2. Wild life
We respect wildlife by avoiding quick movements, loud noises, getting too close and feeding animals. We help with the preservation of local culture by educating visitors about local traditions and crafts, and making the history and culture a central theme of their visit.
We reduce the consumption of energy by unplugging all electronic appliances when leaving the office. During the day when it is bright we use natural sunlight and avoid turning on the light. During the summers we use electric fans instead of air conditioners.
We follow the principles of ĎLeave no Traceí on our walking tours. We do not leave behind any waste on our tours. On our walking tours we dispose of all waste properly to avoid contamination of water sources. We avoid as much the use of paper, and do as much of our marketing as possible on-line, using internet fax and avoid printing out paper. When we do print we use double side as much as possible.
We use local public transport as much as possible where this is an option, lessening the environmental impact of extra vehicles on small country roads.
We encourage our employees to walk/bike to the office
PeopleTravelling with respect
The presence of a Japanese-speaking tour leader makes a big difference in cultural interaction; it allows for communication between the visitors and local people and lessens the possibility of minor cultural gaffes by foreigners that might otherwise create nervousness on the part of local people about hosting foreign guests.

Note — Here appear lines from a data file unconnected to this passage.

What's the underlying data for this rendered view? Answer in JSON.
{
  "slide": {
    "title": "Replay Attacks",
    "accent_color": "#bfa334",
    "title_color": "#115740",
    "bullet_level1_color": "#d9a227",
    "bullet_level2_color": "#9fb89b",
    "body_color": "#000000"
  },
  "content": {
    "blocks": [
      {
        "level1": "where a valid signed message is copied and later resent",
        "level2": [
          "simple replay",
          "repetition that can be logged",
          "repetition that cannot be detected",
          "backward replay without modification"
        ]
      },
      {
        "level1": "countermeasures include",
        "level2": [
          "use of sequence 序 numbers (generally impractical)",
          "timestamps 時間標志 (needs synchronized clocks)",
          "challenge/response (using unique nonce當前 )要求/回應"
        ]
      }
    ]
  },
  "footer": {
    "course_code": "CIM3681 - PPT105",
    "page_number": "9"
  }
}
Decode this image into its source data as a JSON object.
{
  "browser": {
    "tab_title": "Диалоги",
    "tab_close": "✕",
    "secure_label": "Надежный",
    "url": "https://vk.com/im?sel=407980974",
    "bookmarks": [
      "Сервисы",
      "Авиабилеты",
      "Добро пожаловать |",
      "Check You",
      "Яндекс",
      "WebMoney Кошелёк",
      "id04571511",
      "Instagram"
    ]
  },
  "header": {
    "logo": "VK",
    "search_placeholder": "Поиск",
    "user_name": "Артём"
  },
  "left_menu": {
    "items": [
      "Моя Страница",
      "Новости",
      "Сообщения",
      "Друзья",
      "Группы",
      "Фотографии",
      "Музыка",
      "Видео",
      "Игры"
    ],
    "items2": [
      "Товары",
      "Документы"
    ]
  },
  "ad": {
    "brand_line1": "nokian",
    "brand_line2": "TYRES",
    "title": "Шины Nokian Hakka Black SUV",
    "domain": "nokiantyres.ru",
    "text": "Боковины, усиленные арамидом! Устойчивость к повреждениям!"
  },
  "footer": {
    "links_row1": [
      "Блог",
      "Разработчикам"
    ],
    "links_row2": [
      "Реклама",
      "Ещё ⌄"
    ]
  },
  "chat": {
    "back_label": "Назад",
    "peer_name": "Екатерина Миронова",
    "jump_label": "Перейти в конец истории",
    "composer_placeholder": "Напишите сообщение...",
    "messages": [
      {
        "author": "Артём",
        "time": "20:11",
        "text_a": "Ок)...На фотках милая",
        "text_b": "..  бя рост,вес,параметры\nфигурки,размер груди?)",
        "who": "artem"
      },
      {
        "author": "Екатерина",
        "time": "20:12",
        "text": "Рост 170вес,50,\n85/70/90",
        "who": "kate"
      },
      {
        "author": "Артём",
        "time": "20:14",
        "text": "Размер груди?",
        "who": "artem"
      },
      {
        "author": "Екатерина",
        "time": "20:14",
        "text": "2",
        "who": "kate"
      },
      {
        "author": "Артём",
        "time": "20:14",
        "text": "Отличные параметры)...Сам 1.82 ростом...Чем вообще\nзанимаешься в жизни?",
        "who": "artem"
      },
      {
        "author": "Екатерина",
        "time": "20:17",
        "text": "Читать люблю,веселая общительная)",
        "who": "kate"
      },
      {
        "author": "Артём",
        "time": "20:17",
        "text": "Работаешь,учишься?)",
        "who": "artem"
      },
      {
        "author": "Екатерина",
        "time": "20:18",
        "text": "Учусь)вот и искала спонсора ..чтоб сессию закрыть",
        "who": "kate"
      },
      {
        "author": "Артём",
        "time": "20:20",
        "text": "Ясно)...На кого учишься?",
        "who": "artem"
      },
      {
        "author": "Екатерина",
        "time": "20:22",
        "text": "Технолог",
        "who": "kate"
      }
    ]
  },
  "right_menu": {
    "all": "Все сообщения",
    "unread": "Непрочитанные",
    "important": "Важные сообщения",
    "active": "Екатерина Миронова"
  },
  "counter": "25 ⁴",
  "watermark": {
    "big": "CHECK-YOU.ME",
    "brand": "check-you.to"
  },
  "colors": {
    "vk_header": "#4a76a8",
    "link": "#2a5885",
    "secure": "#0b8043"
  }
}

Our local guides spend a huge amount of time and effort explaining to our clients about local customs and etiquette, so that our clients can interract appropriately with the local community. Japanese culture can feel extremely unfamiliar and habits which we might be second-nature to us (such as blowing our nose) can seem rude to the Japanese. Our pre-departure literature alerts our clients to ways they can avoid giving unintended offence.
Local Crafts & Culture
The tour introduces clients to the cultural heritage of an area which has a history going back centuries, but has perhaps not been fully appreciated in recent decades. Our guides are local, knowledgeable individuals who can introduce our guests to the culture, history and traditions of this area of central Japan.
Small group tourism encourages young people who would otherwise leave to find work in the cities to stay and start small-scale sustainable enterprises that cater to visitors. We try to avoid the destinations that cater to mass-market tourism, taking our guest to the lesser-known but more rewarding places that larger tour companies tend to avoid due to their unsuitability for large groups. This means our clients money will end up in small community that may have little in the way of work for its young people.
Uchiko is a rare example of a rural location in Japan where service industry opportunities are encouraging young people to stay and live, instead of following the decades-long general drift towards the major cities.
We are delighted to use the locally owned and locally operated temple lodgings on nights 2 and 3 of our tour; the Japanese inns on nights 4, 5 and 6 are similarly rooted in their communities. On all eight occasions where dinner is included in the itinerary, locally-sourced ingredients and specialities will be important features of the menu, supporting suppliers in the immediate surroundings.